Victory is always possible for the person who refuses to stop fighting – Napoleon Hill

It’s happening, there is no stopping it now, the wheels of time are in motion.

We are well and truly in the countdown for JT’s final game, the final battle he will face with his troops, the final time we will watch JT command the football field with his freakish brilliance.

#TimesUp NRL – we need to make a stand

This article was first written and published for The Roar.

It was a cold Saturday afternoon in Sydney, and with clouds swirling overhead I found myself at the home ground of the Helensburgh Tigers rugby league team for a fundraiser for a little man named Slater.
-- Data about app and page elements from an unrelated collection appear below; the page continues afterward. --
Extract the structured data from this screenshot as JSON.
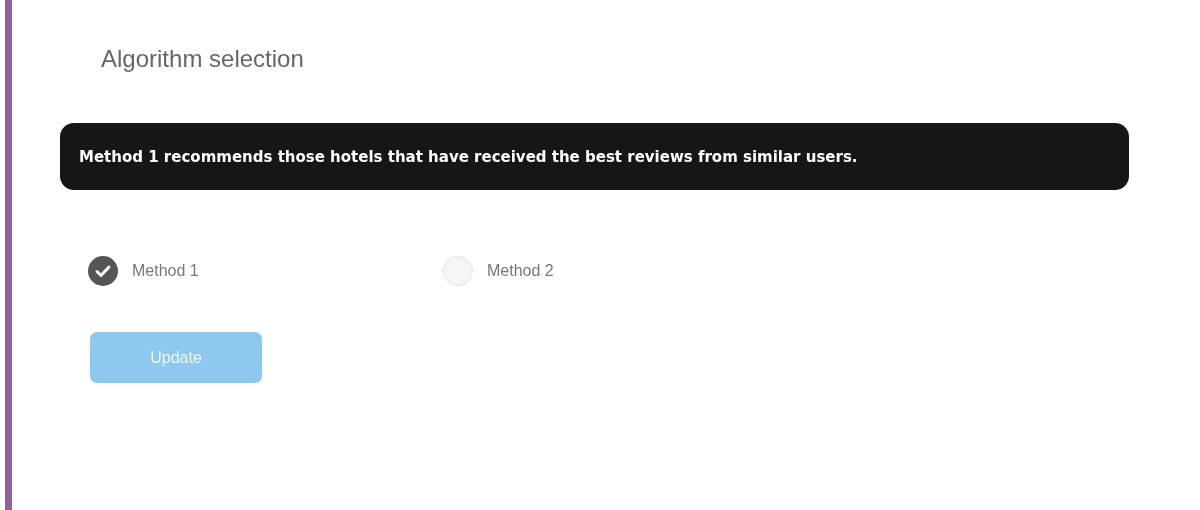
{
  "title": "Algorithm selection",
  "description": "Method 1 recommends those hotels that have received the best reviews from similar users.",
  "options": [
    {
      "label": "Method 1",
      "selected": true
    },
    {
      "label": "Method 2",
      "selected": false
    }
  ],
  "button": {
    "label": "Update",
    "disabled": true
  }
}
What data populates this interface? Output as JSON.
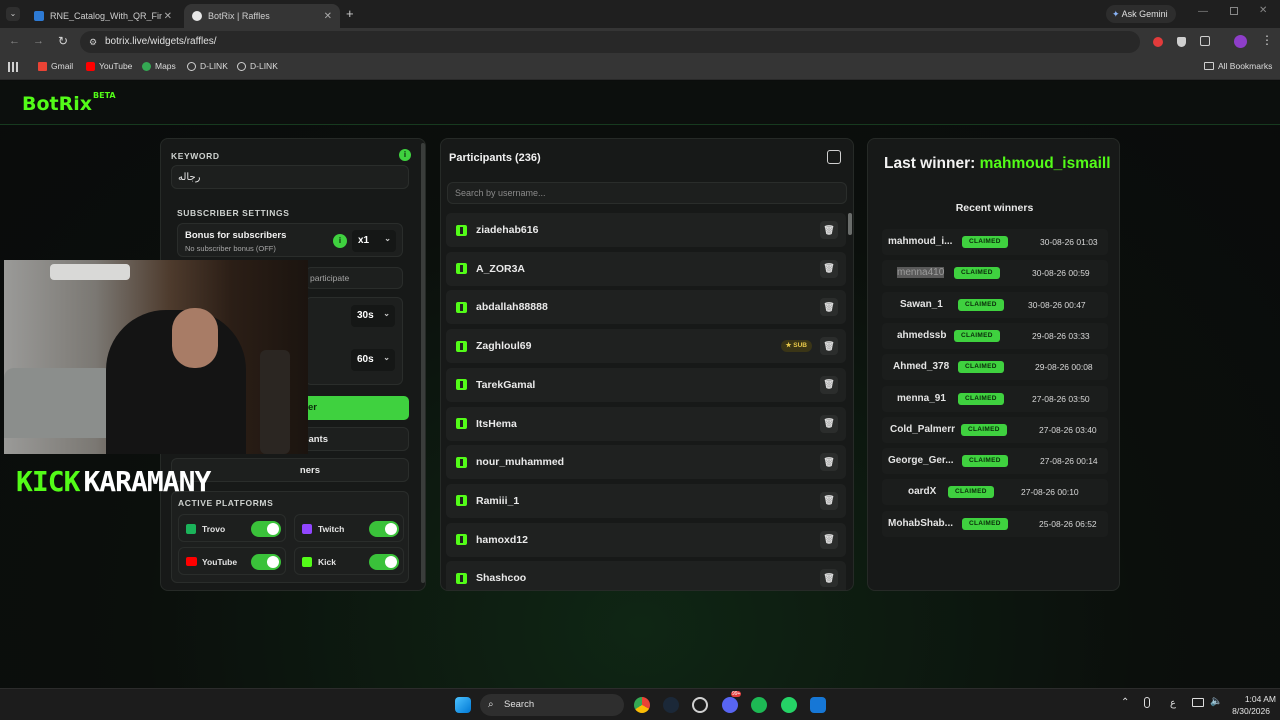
{
  "browser": {
    "tabs": [
      {
        "label": "RNE_Catalog_With_QR_Final.p..."
      },
      {
        "label": "BotRix | Raffles"
      }
    ],
    "ask_gemini": "Ask Gemini",
    "url": "botrix.live/widgets/raffles/",
    "bookmarks": [
      "Gmail",
      "YouTube",
      "Maps",
      "D-LINK",
      "D-LINK"
    ],
    "all_bookmarks": "All Bookmarks"
  },
  "site": {
    "logo": "BotRix",
    "logo_badge": "BETA"
  },
  "settings": {
    "keyword_label": "KEYWORD",
    "keyword_value": "رجاله",
    "subscriber_settings_label": "SUBSCRIBER SETTINGS",
    "bonus_title": "Bonus for subscribers",
    "bonus_sub": "No subscriber bonus (OFF)",
    "multiplier": "x1",
    "participate_text": "participate",
    "time1": "30s",
    "time2": "60s",
    "btn_primary_tail": "er",
    "btn_second_tail": "pants",
    "btn_third_tail": "ners",
    "active_platforms_label": "ACTIVE PLATFORMS",
    "platforms": [
      {
        "name": "Trovo",
        "color": "#1bb35a"
      },
      {
        "name": "Twitch",
        "color": "#9146ff"
      },
      {
        "name": "YouTube",
        "color": "#ff0000"
      },
      {
        "name": "Kick",
        "color": "#53fc18"
      }
    ]
  },
  "overlay": {
    "kick": "KICK",
    "streamer": "KARAMANY"
  },
  "participants": {
    "title": "Participants (236)",
    "search_placeholder": "Search by username...",
    "sub_badge": "SUB",
    "list": [
      "ziadehab616",
      "A_ZOR3A",
      "abdallah88888",
      "Zaghloul69",
      "TarekGamal",
      "ItsHema",
      "nour_muhammed",
      "Ramiii_1",
      "hamoxd12",
      "Shashcoo"
    ]
  },
  "winners": {
    "last_winner_prefix": "Last winner: ",
    "last_winner_name": "mahmoud_ismaill",
    "recent_title": "Recent winners",
    "claimed": "CLAIMED",
    "list": [
      {
        "name": "mahmoud_i...",
        "date": "30-08-26 01:03"
      },
      {
        "name": "menna410",
        "date": "30-08-26 00:59"
      },
      {
        "name": "Sawan_1",
        "date": "30-08-26 00:47"
      },
      {
        "name": "ahmedssb",
        "date": "29-08-26 03:33"
      },
      {
        "name": "Ahmed_378",
        "date": "29-08-26 00:08"
      },
      {
        "name": "menna_91",
        "date": "27-08-26 03:50"
      },
      {
        "name": "Cold_Palmerr",
        "date": "27-08-26 03:40"
      },
      {
        "name": "George_Ger...",
        "date": "27-08-26 00:14"
      },
      {
        "name": "oardX",
        "date": "27-08-26 00:10"
      },
      {
        "name": "MohabShab...",
        "date": "25-08-26 06:52"
      }
    ]
  },
  "taskbar": {
    "search": "Search",
    "lang": "ع",
    "time": "1:04 AM",
    "date": "8/30/2026",
    "discord_badge": "99+"
  }
}
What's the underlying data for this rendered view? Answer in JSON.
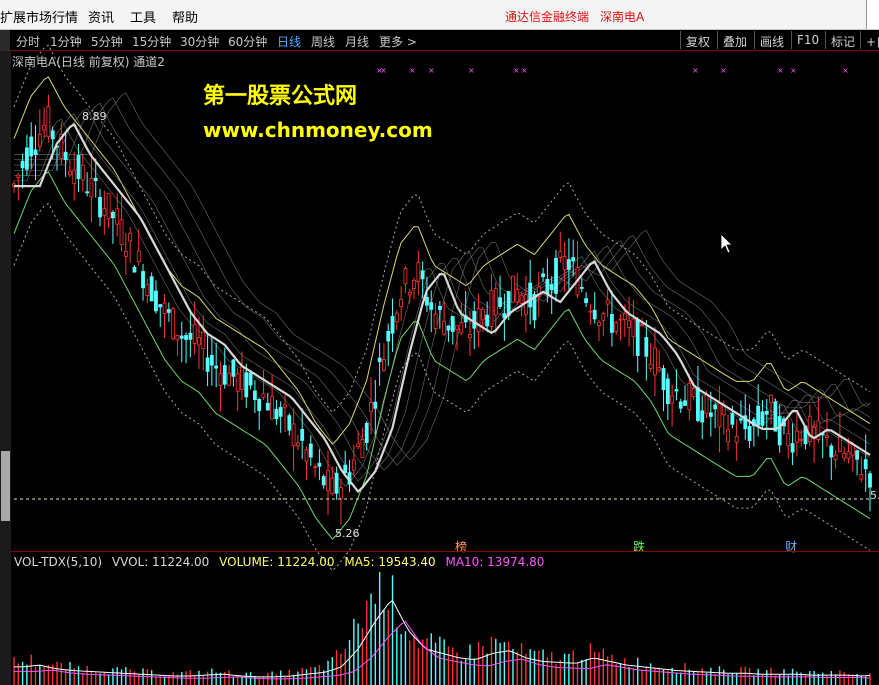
{
  "menu": {
    "items": [
      "扩展市场行情",
      "资讯",
      "工具",
      "帮助"
    ],
    "right_text": "通达信金融终端",
    "right_stock": "深南电A"
  },
  "periods": [
    "分时",
    "1分钟",
    "5分钟",
    "15分钟",
    "30分钟",
    "60分钟",
    "日线",
    "周线",
    "月线",
    "更多 >"
  ],
  "active_period": "日线",
  "right_buttons": [
    "复权",
    "叠加",
    "画线",
    "F10",
    "标记",
    "+自"
  ],
  "chart_title": "深南电A(日线 前复权) 通道2",
  "watermark": {
    "line1": "第一股票公式网",
    "line2": "www.chnmoney.com"
  },
  "price_labels": {
    "high": "8.89",
    "low": "5.26",
    "right": "5."
  },
  "events": [
    "榜",
    "跌",
    "财"
  ],
  "volume_header": {
    "indicator": "VOL-TDX(5,10)",
    "vvol": "VVOL: 11224.00",
    "volume": "VOLUME: 11224.00",
    "ma5": "MA5: 19543.40",
    "ma10": "MA10: 13974.80"
  },
  "colors": {
    "up": "#ff3333",
    "down": "#54ffff",
    "ma_main": "#d8d8d8",
    "band_outer": "#ffff80",
    "band_green": "#80ff80",
    "ma10": "#ff55ff",
    "volume_white": "#ffffff"
  },
  "chart_data": {
    "type": "candlestick",
    "price_path": [
      8.2,
      8.6,
      8.8,
      8.5,
      8.3,
      8.1,
      7.9,
      7.6,
      7.3,
      7.0,
      6.8,
      6.7,
      6.5,
      6.4,
      6.3,
      6.2,
      6.0,
      5.8,
      5.5,
      5.3,
      5.5,
      5.9,
      6.6,
      7.2,
      7.4,
      7.0,
      6.9,
      6.8,
      7.0,
      7.1,
      7.2,
      7.1,
      7.3,
      7.5,
      7.2,
      7.0,
      6.9,
      6.8,
      6.6,
      6.3,
      6.2,
      6.1,
      6.0,
      5.9,
      5.9,
      6.1,
      5.8,
      5.9,
      5.8,
      5.7,
      5.6,
      5.5
    ],
    "volume_path": [
      20,
      22,
      18,
      16,
      15,
      14,
      13,
      12,
      11,
      10,
      10,
      11,
      12,
      10,
      9,
      9,
      10,
      12,
      14,
      20,
      40,
      70,
      95,
      60,
      40,
      35,
      30,
      28,
      35,
      38,
      30,
      26,
      25,
      24,
      30,
      26,
      22,
      20,
      18,
      16,
      15,
      14,
      13,
      13,
      12,
      12,
      12,
      11,
      11,
      11,
      10,
      11
    ]
  }
}
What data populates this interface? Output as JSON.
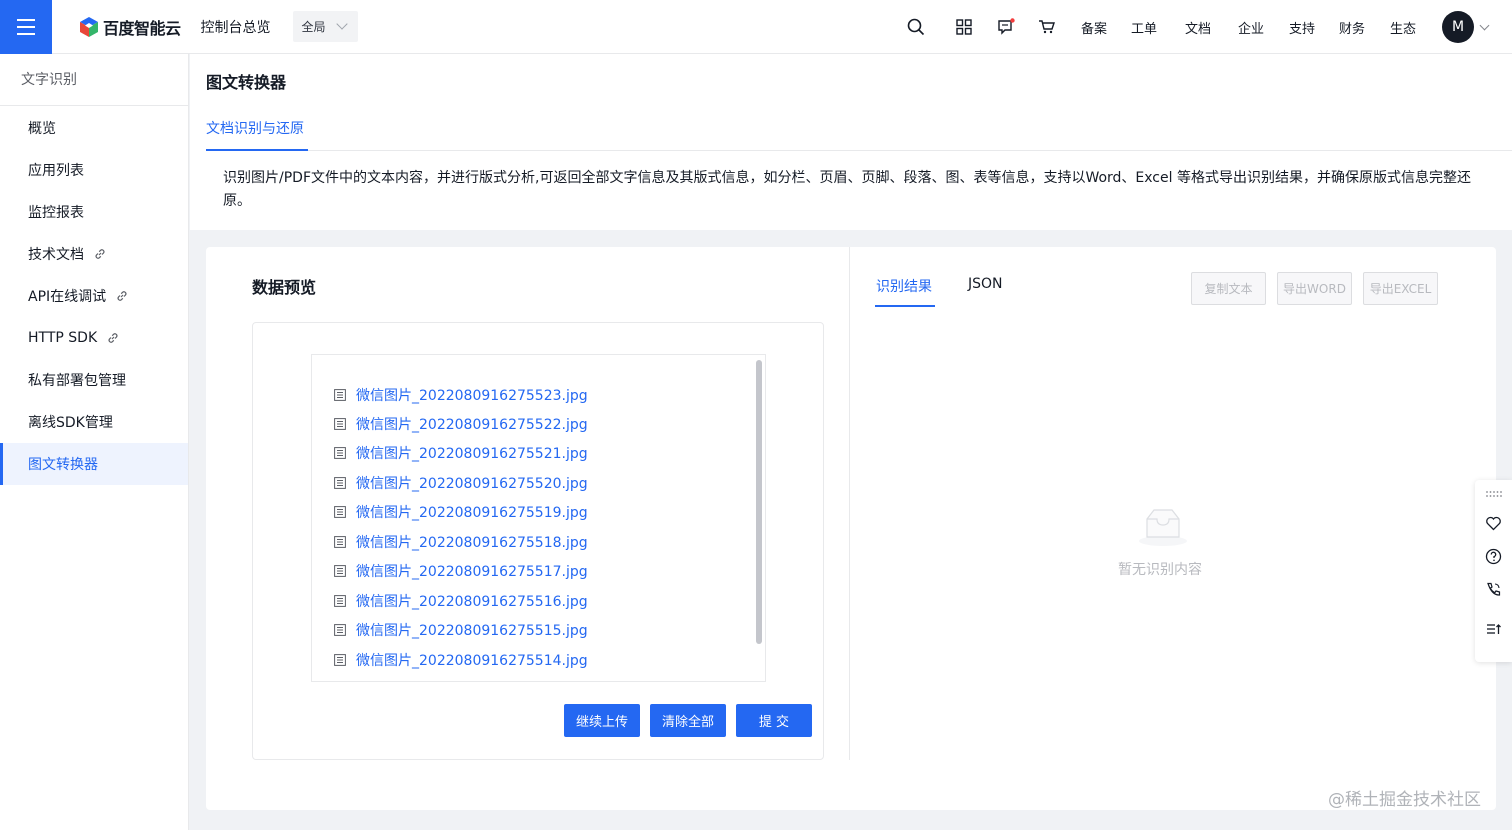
{
  "topbar": {
    "brand": "百度智能云",
    "console_title": "控制台总览",
    "region": "全局",
    "nav": [
      "备案",
      "工单",
      "文档",
      "企业",
      "支持",
      "财务",
      "生态"
    ],
    "avatar_letter": "M",
    "brand_color": "#2468f2"
  },
  "sidebar": {
    "title": "文字识别",
    "items": [
      {
        "label": "概览"
      },
      {
        "label": "应用列表"
      },
      {
        "label": "监控报表"
      },
      {
        "label": "技术文档"
      },
      {
        "label": "API在线调试"
      },
      {
        "label": "HTTP SDK"
      },
      {
        "label": "私有部署包管理"
      },
      {
        "label": "离线SDK管理"
      },
      {
        "label": "图文转换器"
      }
    ]
  },
  "header": {
    "page_title": "图文转换器",
    "tab": "文档识别与还原",
    "description": "识别图片/PDF文件中的文本内容，并进行版式分析,可返回全部文字信息及其版式信息，如分栏、页眉、页脚、段落、图、表等信息，支持以Word、Excel 等格式导出识别结果，并确保原版式信息完整还原。"
  },
  "preview": {
    "title": "数据预览",
    "files": [
      "微信图片_2022080916275523.jpg",
      "微信图片_2022080916275522.jpg",
      "微信图片_2022080916275521.jpg",
      "微信图片_2022080916275520.jpg",
      "微信图片_2022080916275519.jpg",
      "微信图片_2022080916275518.jpg",
      "微信图片_2022080916275517.jpg",
      "微信图片_2022080916275516.jpg",
      "微信图片_2022080916275515.jpg",
      "微信图片_2022080916275514.jpg"
    ],
    "buttons": {
      "continue": "继续上传",
      "clear": "清除全部",
      "submit": "提 交"
    }
  },
  "result": {
    "tabs": [
      "识别结果",
      "JSON"
    ],
    "buttons": {
      "copy": "复制文本",
      "word": "导出WORD",
      "excel": "导出EXCEL"
    },
    "empty_text": "暂无识别内容"
  },
  "watermark": "@稀土掘金技术社区"
}
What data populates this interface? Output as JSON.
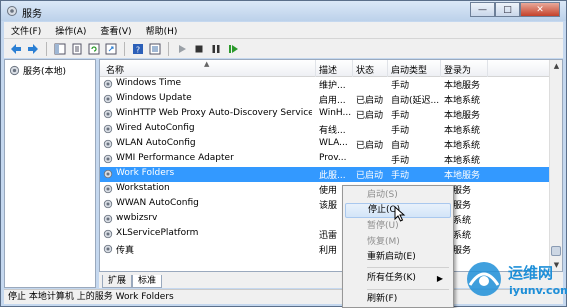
{
  "window": {
    "title": "服务",
    "min_glyph": "—",
    "max_glyph": "□",
    "close_glyph": "✕"
  },
  "menu": [
    "文件(F)",
    "操作(A)",
    "查看(V)",
    "帮助(H)"
  ],
  "toolbar_icons": [
    "back-icon",
    "forward-icon",
    "console-tree-icon",
    "properties-icon",
    "refresh-icon",
    "export-icon",
    "help-icon",
    "view-icon",
    "start-icon",
    "stop-icon",
    "pause-icon",
    "restart-icon"
  ],
  "tree": {
    "root_label": "服务(本地)"
  },
  "columns": {
    "name": "名称",
    "desc": "描述",
    "status": "状态",
    "startup": "启动类型",
    "logon": "登录为"
  },
  "services": [
    {
      "name": "Windows Time",
      "desc": "维护...",
      "status": "",
      "startup": "手动",
      "logon": "本地服务"
    },
    {
      "name": "Windows Update",
      "desc": "启用...",
      "status": "已启动",
      "startup": "自动(延迟...",
      "logon": "本地系统"
    },
    {
      "name": "WinHTTP Web Proxy Auto-Discovery Service",
      "desc": "WinH...",
      "status": "已启动",
      "startup": "手动",
      "logon": "本地服务"
    },
    {
      "name": "Wired AutoConfig",
      "desc": "有线...",
      "status": "",
      "startup": "手动",
      "logon": "本地系统"
    },
    {
      "name": "WLAN AutoConfig",
      "desc": "WLA...",
      "status": "已启动",
      "startup": "自动",
      "logon": "本地系统"
    },
    {
      "name": "WMI Performance Adapter",
      "desc": "Prov...",
      "status": "",
      "startup": "手动",
      "logon": "本地系统"
    },
    {
      "name": "Work Folders",
      "desc": "此服...",
      "status": "已启动",
      "startup": "手动",
      "logon": "本地服务"
    },
    {
      "name": "Workstation",
      "desc": "使用",
      "status": "",
      "startup": "",
      "logon": "络服务"
    },
    {
      "name": "WWAN AutoConfig",
      "desc": "该服",
      "status": "",
      "startup": "",
      "logon": "地服务"
    },
    {
      "name": "wwbizsrv",
      "desc": "",
      "status": "",
      "startup": "",
      "logon": "地系统"
    },
    {
      "name": "XLServicePlatform",
      "desc": "迅雷",
      "status": "",
      "startup": "",
      "logon": "地系统"
    },
    {
      "name": "传真",
      "desc": "利用",
      "status": "",
      "startup": "",
      "logon": "络服务"
    }
  ],
  "selected_row": "Work Folders",
  "tabs": [
    "扩展",
    "标准"
  ],
  "status_text": "停止 本地计算机 上的服务 Work Folders",
  "context_menu": {
    "start": "启动(S)",
    "stop": "停止(O)",
    "pause": "暂停(U)",
    "resume": "恢复(M)",
    "restart": "重新启动(E)",
    "all_tasks": "所有任务(K)",
    "refresh": "刷新(F)",
    "submenu_arrow": "▶"
  },
  "watermark": {
    "cn": "运维网",
    "en": "iyunv.com"
  },
  "colors": {
    "selection": "#3399ff",
    "window_frame": "#c5d8ef",
    "accent": "#1e8fd8"
  }
}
The Helensburgh community had gathered to raise money for Slater, a toddler who tragically lost his mother six months ago as a result of domestic violence. While his mother was killed in one room, Slater lay in the next room, blissfully unaware of how much his life had changed in an instant.

In a week during which the NRL has continued to make headlines for all the wrong reasons, it reinforced that senseless acts of violence seem to be all around us and that as a game it’s now time to do more, because what we’re doing at the moment isn’t working well enough.

Key WBBL match-ups happening in Hobart

This article was first written and published for The Roar.

This weekend is the third of the WBBL Opening Weekend carnivals and will see most teams headed south to Blundstone Arena in Hobart for their next two matches in the competition.

With each team now having played three matches, the ladder is looking a little different to how many fans predicted it would. The Sydney Sixers, Sydney Thunder, Melbourne Stars and Adelaide Strikers round out the top four, whilst the Perth Scorchers (who many predicted would feature in the final) are sitting at the bottom with just one win.

Let’s cut the NRL some slack

This article was written by Natalie Akle. 

Yet again the media has persecuted an elite list of players during this year’s rugby league season, maintaining the stereotypical stigma of Australian NRL players.

As the news tabloids shift their attention to the next drama, we are all left wondering how will Greg Inglis bounce back after his alleged drink-driving charges? Will Sam Burgess be forgiven for his alleged sexting incident? Will the Bulldogs lose another sponsor after the Mad Monday coverage?